## Problem statement
Your copy begins at the line with "Parse this screenshot: output" and runs through the end of the data below. Set down only those lines exactly, without pictures.

Entries from a dataset of interfaces
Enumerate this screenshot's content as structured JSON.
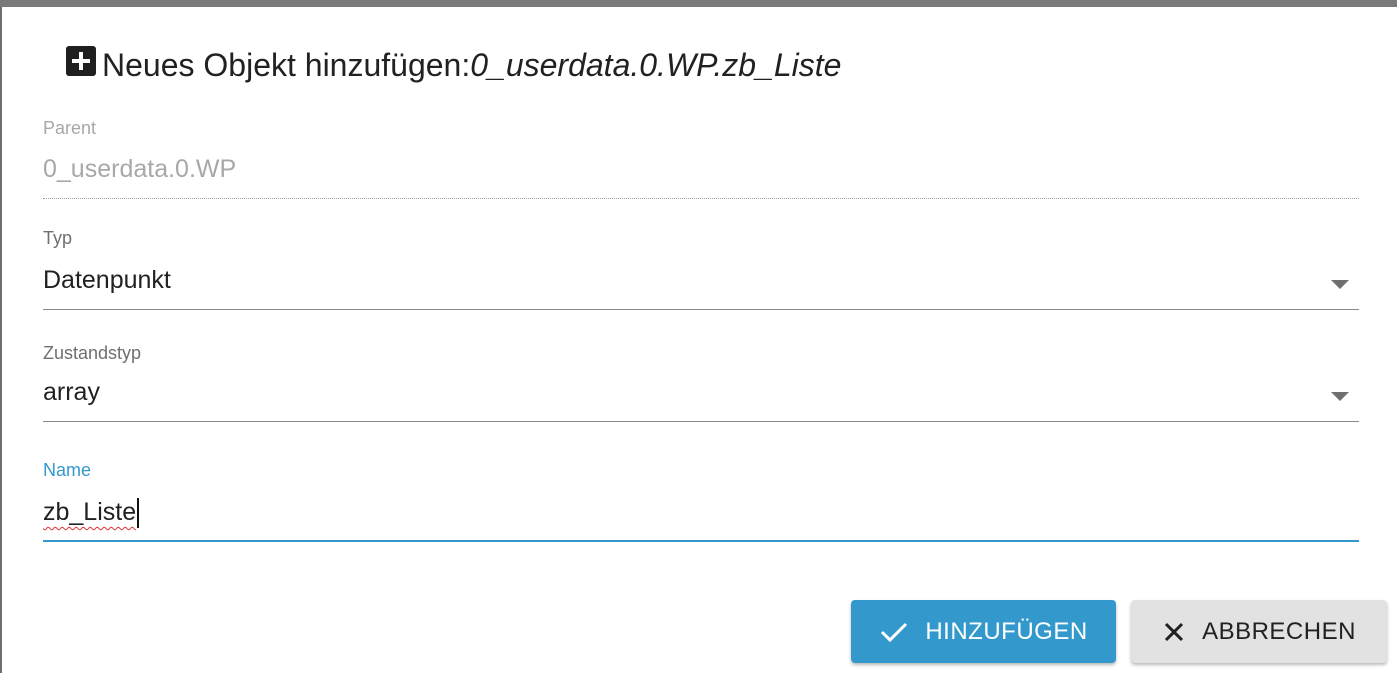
{
  "dialog": {
    "title_prefix": "Neues Objekt hinzufügen:",
    "title_object_id": "0_userdata.0.WP.zb_Liste",
    "title_icon": "plus-box-icon"
  },
  "fields": {
    "parent": {
      "label": "Parent",
      "value": "0_userdata.0.WP",
      "disabled": true
    },
    "type": {
      "label": "Typ",
      "selected": "Datenpunkt",
      "icon": "chevron-down-icon"
    },
    "state_type": {
      "label": "Zustandstyp",
      "selected": "array",
      "icon": "chevron-down-icon"
    },
    "name": {
      "label": "Name",
      "value": "zb_Liste",
      "focused": true
    }
  },
  "buttons": {
    "add_label": "HINZUFÜGEN",
    "add_icon": "check-icon",
    "cancel_label": "ABBRECHEN",
    "cancel_icon": "close-icon"
  },
  "colors": {
    "accent": "#3399cc",
    "secondary_button": "#e2e2e2",
    "disabled_text": "#a8a8a8",
    "spellcheck": "#e03030"
  }
}
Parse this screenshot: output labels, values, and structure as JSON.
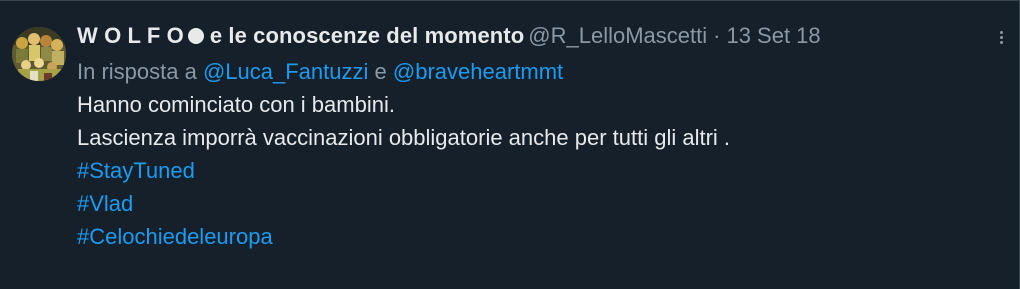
{
  "tweet": {
    "author": {
      "display_name": "W O L F O",
      "display_name_suffix": "e le conoscenze del momento",
      "emoji_icon": "black-circle-icon",
      "handle": "@R_LelloMascetti",
      "separator": "·",
      "date": "13 Set 18"
    },
    "reply": {
      "prefix": "In risposta a",
      "mention1": "@Luca_Fantuzzi",
      "conjunction": "e",
      "mention2": "@braveheartmmt"
    },
    "text_lines": [
      "Hanno cominciato con i bambini.",
      "Lascienza imporrà vaccinazioni obbligatorie anche per tutti gli altri ."
    ],
    "hashtags": [
      "#StayTuned",
      "#Vlad",
      "#Celochiedeleuropa"
    ],
    "more_icon": "more-options-icon"
  },
  "colors": {
    "background": "#15202b",
    "text": "#e7e9ea",
    "secondary": "#8b98a5",
    "link": "#1d9bf0"
  }
}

## Response to this task
Parse this screenshot: output labels, values, and structure as JSON.
{
  "tweet": {
    "author": {
      "display_name": "W O L F O",
      "display_name_suffix": "e le conoscenze del momento",
      "emoji_icon": "black-circle-icon",
      "handle": "@R_LelloMascetti",
      "separator": "·",
      "date": "13 Set 18"
    },
    "reply": {
      "prefix": "In risposta a",
      "mention1": "@Luca_Fantuzzi",
      "conjunction": "e",
      "mention2": "@braveheartmmt"
    },
    "text_lines": [
      "Hanno cominciato con i bambini.",
      "Lascienza imporrà vaccinazioni obbligatorie anche per tutti gli altri ."
    ],
    "hashtags": [
      "#StayTuned",
      "#Vlad",
      "#Celochiedeleuropa"
    ],
    "more_icon": "more-options-icon"
  },
  "colors": {
    "background": "#15202b",
    "text": "#e7e9ea",
    "secondary": "#8b98a5",
    "link": "#1d9bf0"
  }
}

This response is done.